=== Data provided ===
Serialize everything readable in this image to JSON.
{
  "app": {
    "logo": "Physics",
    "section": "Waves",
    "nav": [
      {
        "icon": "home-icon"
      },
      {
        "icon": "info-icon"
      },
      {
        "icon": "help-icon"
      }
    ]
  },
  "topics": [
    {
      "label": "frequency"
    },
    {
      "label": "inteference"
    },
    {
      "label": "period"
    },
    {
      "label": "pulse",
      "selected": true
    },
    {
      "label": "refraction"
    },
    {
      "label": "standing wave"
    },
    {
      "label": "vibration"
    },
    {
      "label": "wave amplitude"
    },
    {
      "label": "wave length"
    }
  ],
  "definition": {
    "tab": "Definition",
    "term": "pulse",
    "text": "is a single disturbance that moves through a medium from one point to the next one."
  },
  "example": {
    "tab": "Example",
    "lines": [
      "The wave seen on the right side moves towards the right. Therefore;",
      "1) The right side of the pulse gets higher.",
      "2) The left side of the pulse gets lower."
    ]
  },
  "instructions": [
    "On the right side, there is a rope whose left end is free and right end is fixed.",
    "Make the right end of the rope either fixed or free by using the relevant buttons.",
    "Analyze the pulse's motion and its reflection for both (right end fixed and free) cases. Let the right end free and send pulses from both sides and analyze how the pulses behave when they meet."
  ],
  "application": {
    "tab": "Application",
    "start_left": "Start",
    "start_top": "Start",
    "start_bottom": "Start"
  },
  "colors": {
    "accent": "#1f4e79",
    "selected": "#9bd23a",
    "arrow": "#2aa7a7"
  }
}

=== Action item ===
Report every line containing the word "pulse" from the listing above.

=== Output for this exercise ===
      "label": "pulse",
    "term": "pulse",
      "1) The right side of the pulse gets higher.",
      "2) The left side of the pulse gets lower."
    "Analyze the pulse's motion and its reflection for both (right end fixed and free) cases. Let the right end free and send pulses from both sides and analyze how the pulses behave when they meet."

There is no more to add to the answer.